I appreciate Andy Stern’s response to my recent post on labor law reform and UBI. I think we agree on almost everything, but disagree in a couple important respects.

Let me first trace the large zone of agreement. I think we’re both committed to an egalitarian social democracy, by which I mean a capitalist society in which a strong state ensures political, economic, and social equality. We also agree on some key economic reforms, such as enhancing workers’ bargaining power through higher minimum wages and unions where possible, protecting and expanding social insurance programs, and ensuring basic economic security by making access to basic resources a matter of right.

And I strongly agree with Stern that “UBI and labor law reform are two distinct ideas, and are neither mutually exclusive nor inclusive.” The notion that a UBI would render wage/hour and collective bargaining laws less necessary is a frustrating trope in the literature, as I argued in a recent Boston Review forum. Social democratic parties have long pursued both structural market reforms and more generous welfare benefits.

But of course many UBI proponents aren’t social democrats or even egalitarians. Sam Altman of Silicon Valley accelerator Y Combinator, who is funding policy work around UBI, has argued that once everyone’s basic needs are met, people should be free to “get as rich as they f***ing want.” Charles Murray would use UBI to replace the welfare state. This makes a progressive-libertarian alliance less promising, a point Connie Razza explores, based on her own organizing experiences, in that same Boston Review forum. We can have a small state, or we can have equality, but we can’t have both.

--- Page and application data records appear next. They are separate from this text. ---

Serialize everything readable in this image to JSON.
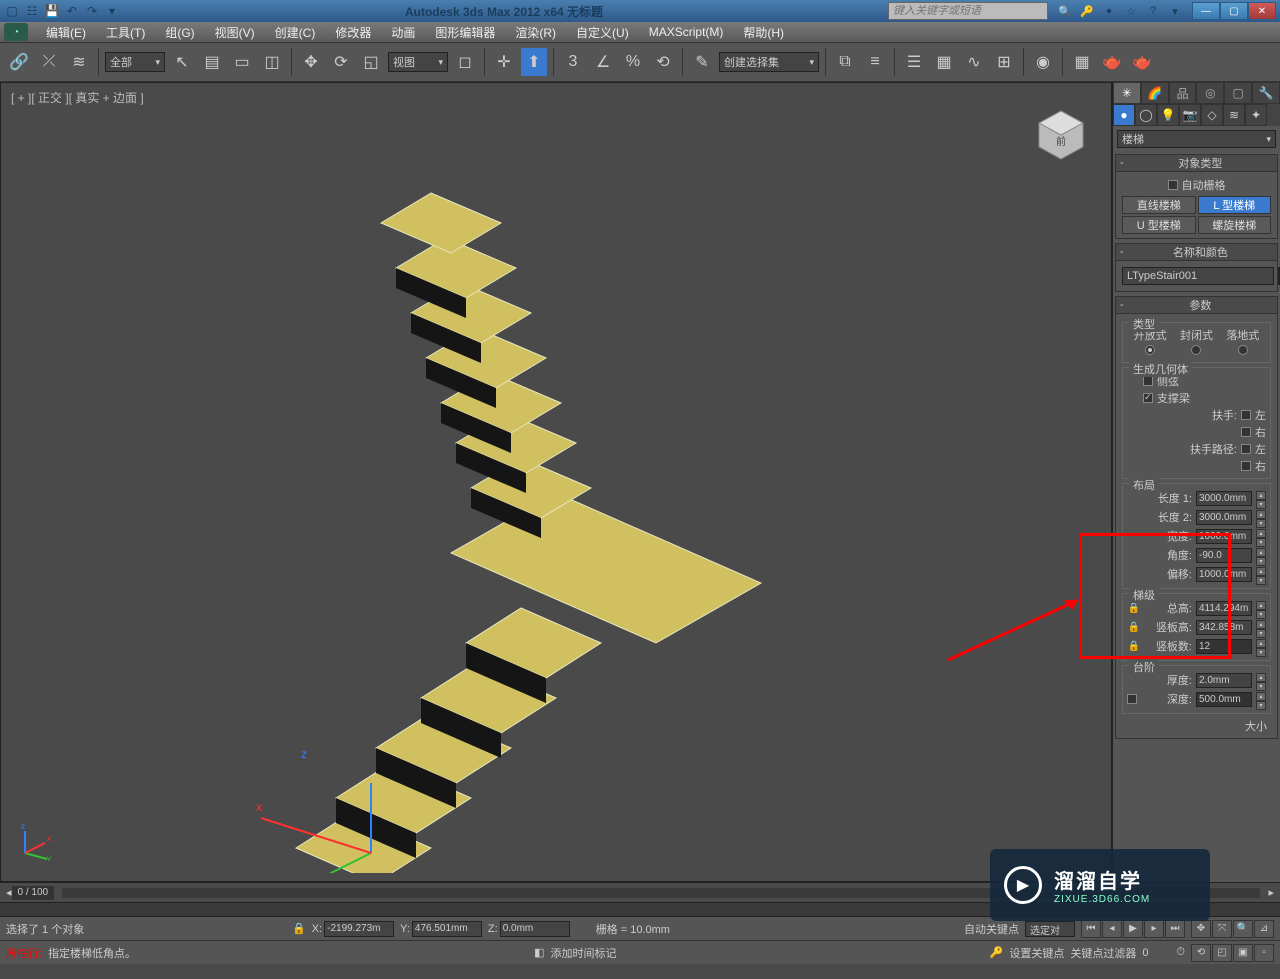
{
  "titlebar": {
    "title": "Autodesk 3ds Max 2012 x64   无标题",
    "search_placeholder": "键入关键字或短语"
  },
  "menus": [
    "编辑(E)",
    "工具(T)",
    "组(G)",
    "视图(V)",
    "创建(C)",
    "修改器",
    "动画",
    "图形编辑器",
    "渲染(R)",
    "自定义(U)",
    "MAXScript(M)",
    "帮助(H)"
  ],
  "toolbar": {
    "filter_combo": "全部",
    "view_combo": "视图",
    "set_combo": "创建选择集"
  },
  "viewport": {
    "label": "[ + ][ 正交 ][ 真实 + 边面 ]"
  },
  "panel": {
    "category": "楼梯",
    "rollouts": {
      "objtype": {
        "title": "对象类型",
        "autogrid": "自动栅格",
        "buttons": [
          "直线楼梯",
          "L 型楼梯",
          "U 型楼梯",
          "螺旋楼梯"
        ],
        "selected": 1
      },
      "namecolor": {
        "title": "名称和颜色",
        "name": "LTypeStair001"
      },
      "params": {
        "title": "参数",
        "type_group": "类型",
        "type_opts": [
          "开放式",
          "封闭式",
          "落地式"
        ],
        "type_sel": 0,
        "geom_group": "生成几何体",
        "geom_checks": {
          "side_string": "侧弦",
          "support": "支撑梁",
          "handrail": "扶手:",
          "left": "左",
          "right": "右",
          "handrail_path": "扶手路径:"
        },
        "layout_group": "布局",
        "layout": {
          "len1_label": "长度 1:",
          "len1": "3000.0mm",
          "len2_label": "长度 2:",
          "len2": "3000.0mm",
          "width_label": "宽度:",
          "width": "1000.0mm",
          "angle_label": "角度:",
          "angle": "-90.0",
          "offset_label": "偏移:",
          "offset": "1000.0mm"
        },
        "stairs_group": "梯级",
        "stairs": {
          "totalh_label": "总高:",
          "totalh": "4114.294m",
          "riserh_label": "竖板高:",
          "riserh": "342.858m",
          "count_label": "竖板数:",
          "count": "12"
        },
        "step_group": "台阶",
        "step": {
          "thick_label": "厚度:",
          "thick": "2.0mm",
          "depth_label": "深度:",
          "depth": "500.0mm"
        }
      }
    }
  },
  "timeline": {
    "frame": "0 / 100"
  },
  "status": {
    "sel": "选择了 1 个对象",
    "hint": "指定楼梯低角点。",
    "x": "-2199.273m",
    "y": "476.501mm",
    "z": "0.0mm",
    "grid": "栅格 = 10.0mm",
    "autokey": "自动关键点",
    "selkey": "选定对",
    "addmarker": "添加时间标记",
    "setkey": "设置关键点",
    "filter": "关键点过滤器",
    "loc": "所在行:",
    "size_label": "大小"
  },
  "watermark": {
    "cn": "溜溜自学",
    "en": "ZIXUE.3D66.COM"
  }
}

Why? As Ben Sachs aptly put it, I think a progressive UBI would represent “a fairly fundamental reordering of our political economy.” It would “Raise the Floor,” in Stern’s words: giving $12,000 to each citizen each year would dramatically reduce poverty and give citizens more power over their daily lives. But it would also lower the ceiling, reducing the income and wealth of the top 1%, 5%, and likely 20%. This latter point is critical for a few reasons: the program of course needs to be funded; reducing top income and wealth shares is morally appropriate; and doing so would alter the top bracket’s preferences and behavior in socially beneficial ways that I explored in my earlier post.

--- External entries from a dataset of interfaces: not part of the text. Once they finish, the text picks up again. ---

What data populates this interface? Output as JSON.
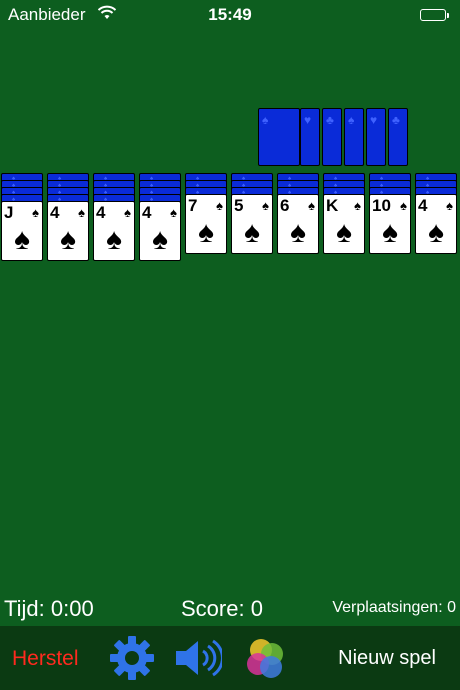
{
  "status_bar": {
    "carrier": "Aanbieder",
    "time": "15:49"
  },
  "stock": {
    "count": 6,
    "suit_glyphs": [
      "♠",
      "♥",
      "♣"
    ]
  },
  "tableau": [
    {
      "hidden": 4,
      "rank": "J",
      "suit": "♠"
    },
    {
      "hidden": 4,
      "rank": "4",
      "suit": "♠"
    },
    {
      "hidden": 4,
      "rank": "4",
      "suit": "♠"
    },
    {
      "hidden": 4,
      "rank": "4",
      "suit": "♠"
    },
    {
      "hidden": 3,
      "rank": "7",
      "suit": "♠"
    },
    {
      "hidden": 3,
      "rank": "5",
      "suit": "♠"
    },
    {
      "hidden": 3,
      "rank": "6",
      "suit": "♠"
    },
    {
      "hidden": 3,
      "rank": "K",
      "suit": "♠"
    },
    {
      "hidden": 3,
      "rank": "10",
      "suit": "♠"
    },
    {
      "hidden": 3,
      "rank": "4",
      "suit": "♠"
    }
  ],
  "info": {
    "time": "Tijd: 0:00",
    "score": "Score: 0",
    "moves": "Verplaatsingen: 0"
  },
  "toolbar": {
    "undo_label": "Herstel",
    "settings_icon": "gear-icon",
    "sound_icon": "speaker-icon",
    "game_center_icon": "game-center-icon",
    "new_game_label": "Nieuw spel"
  },
  "colors": {
    "felt": "#0d5e1f",
    "toolbar": "#0b3a12",
    "card_back": "#0a2bd8",
    "undo": "#ff2a1f",
    "icon_blue": "#2f73e8"
  }
}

Stern and I diverge on what this all means for political strategy. Stern points to the remarkable success of marriage equality and the ACA, and suggests a “big leap, quick-change approach” of rapid institutional change. He is of course correct that major political reforms require unusual alliances, and often happen quickly. But I’m not convinced that a progressive UBI could follow that model today.

In the past, “big leap” progressive political-economic reforms have often followed major social conflict. The core of the New Deal labor policy – the NLRA, FLSA, and the Social Security Act – were all passed against the backdrop of decades of labor violence, the Great Depression, and the rise of communism and fascism. The Reconstruction Amendments were passed in the wake of the Civil War. Title VII was passed amid violent conflicts between civil rights protesters and Southern leaders. Looking to Europe, the British National Health Service and many elements of the French welfare state were created during the humanitarian crises that followed World War II.

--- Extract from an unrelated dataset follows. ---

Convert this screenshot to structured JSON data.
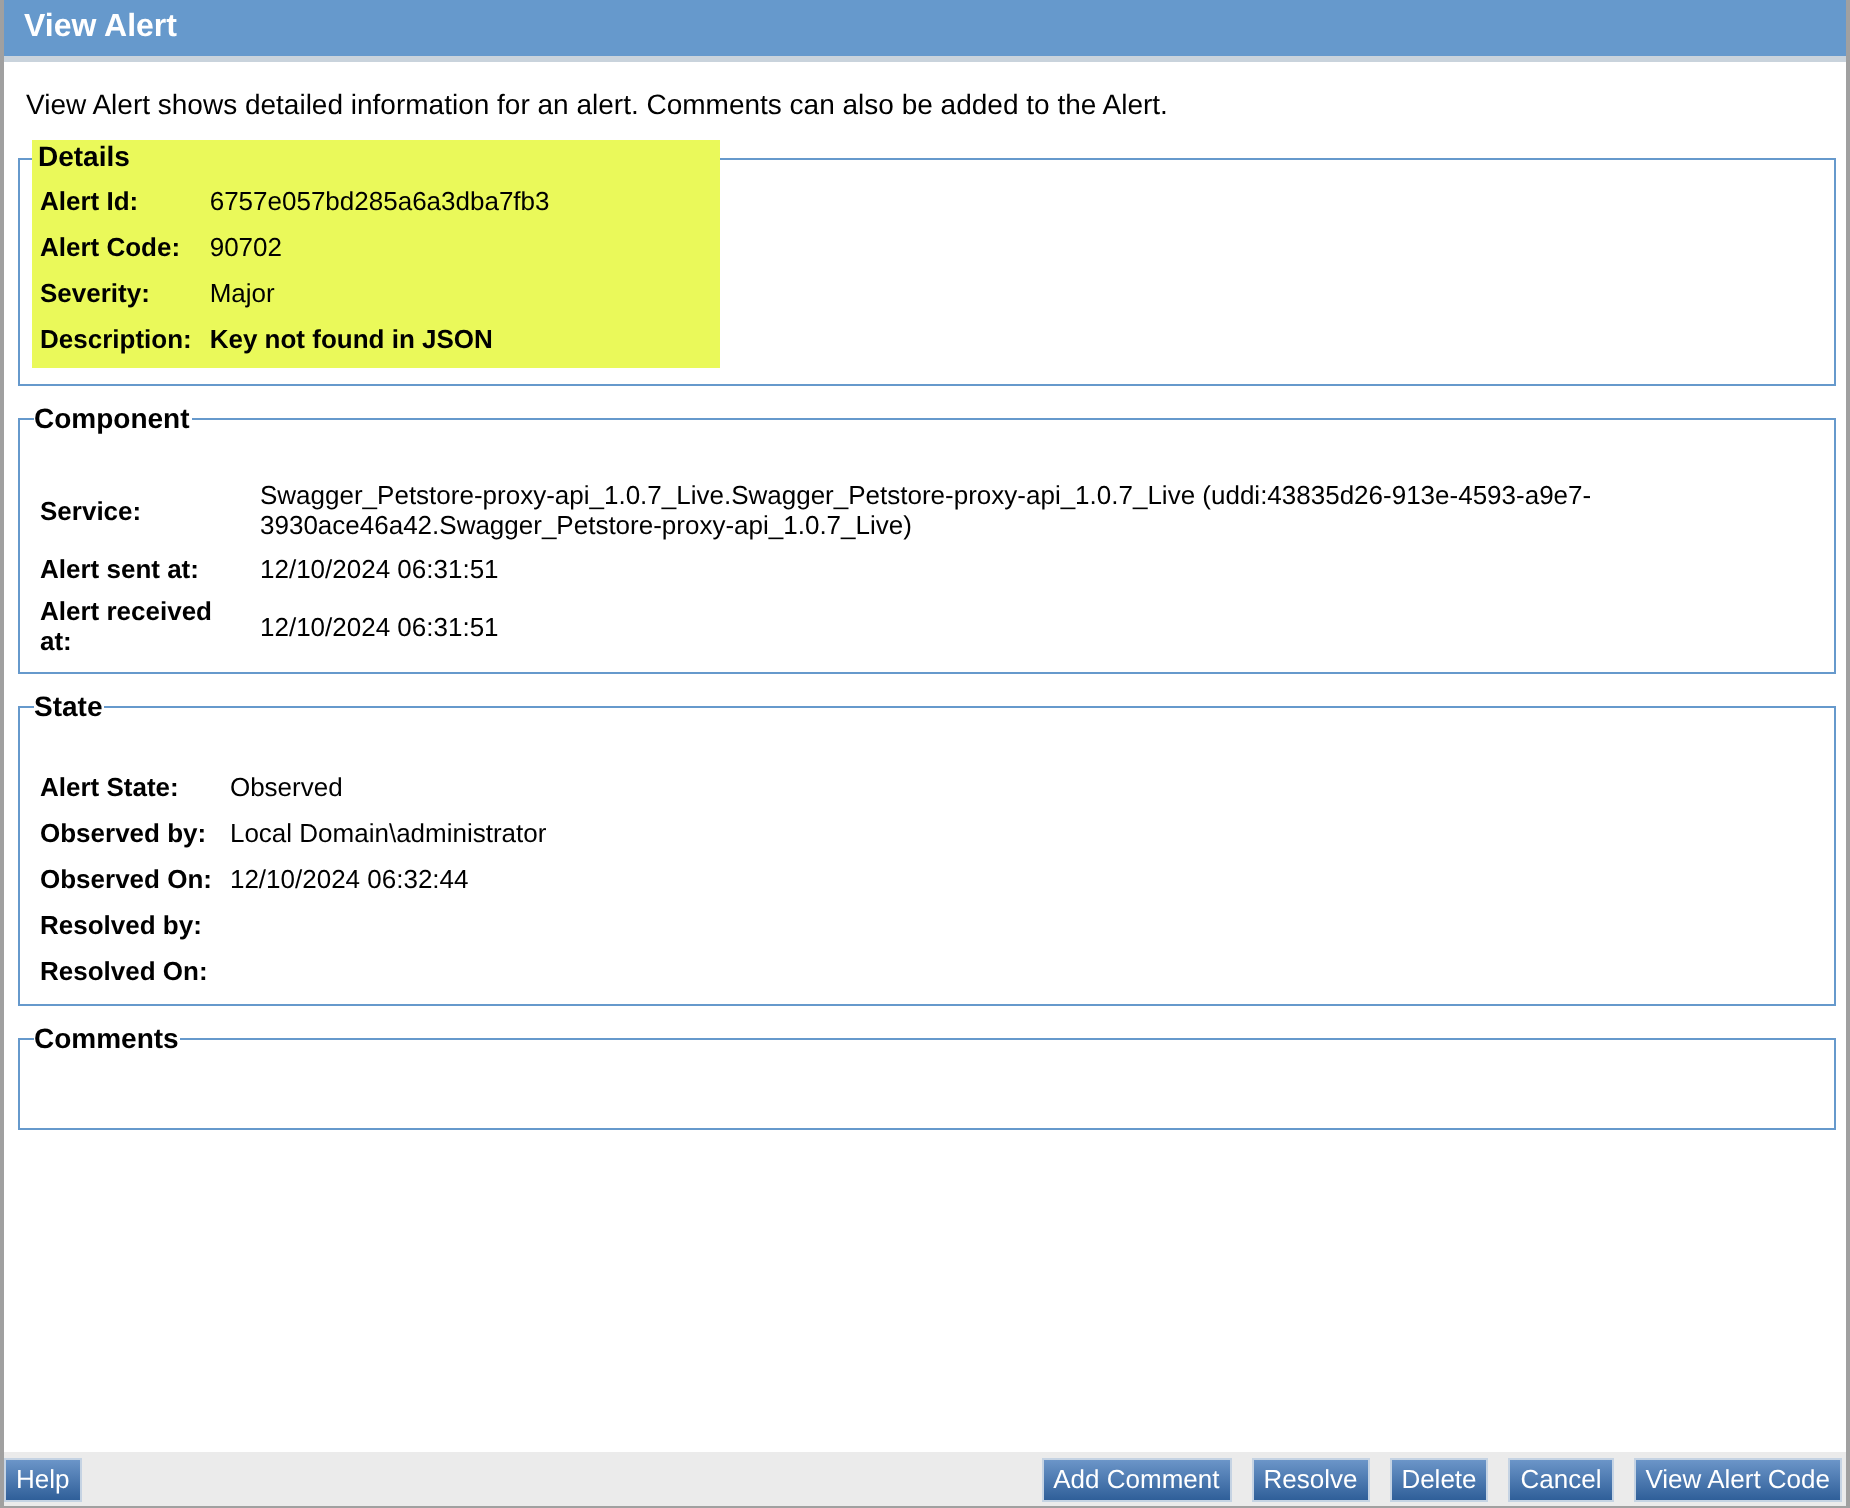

Indeed, Walter Scheidel has recently argued that throughout history the most effective means of equalizing wealth have been to seize it (in civil unrest), to destroy it (in war), or to render it valueless (though economic or social collapse). War and global warming or pandemic aside, the most likely candidate today seems to be a massive displacement of workers by robots and artificial intelligence, which helps explain Silicon Valley’s enthusiasm for UBI. I’m skeptical that automation is a major threat today, but that’s beside the point for now. If we face a crisis of that magnitude – which, to be clear, neither I nor Stern nor anybody else sensible wants – all political bets are off.

So rather than trying to pass whatever can be passed in the short term, with whatever allies can be found, I think the better strategy is to create a new political reality over the long term. The intermediate steps could surely include passing a less generous UBI (or “base income”), so long as doing so does not require major benefit cuts in other areas. Stern and I may well converge on that point.

But we’ll ultimately need to lower the ceiling if we’re going to raise the floor, and unless we have enormous productivity growth, that will require a combination of income compression through worker empowerment, and new taxes that reduce top income and wealth shares. A carbon tax is a great idea for many reasons, but it can actually hit poorer families harder than richer ones, as can a VAT. A Tobin Tax and asset tax would be much more progressive, but that makes them extremely difficult to pass and maintain, not to mention anathema to many libertarians.

So I think we need to build, as Sachs put it, “the political conditions necessary to support a progressive UBI.” Those include progressive taxes funding public goods that citizens want and need, new forms of worker representation, and other new citizen organizations. Many of the policies required – higher minimum wages, better education and transit, and Medicare expansion – enjoy surprising support across racial, religious, regional, and party lines. Trying to unite those groups into a modern social democratic movement is not a “loser mentality,” but a realistic long-term strategy.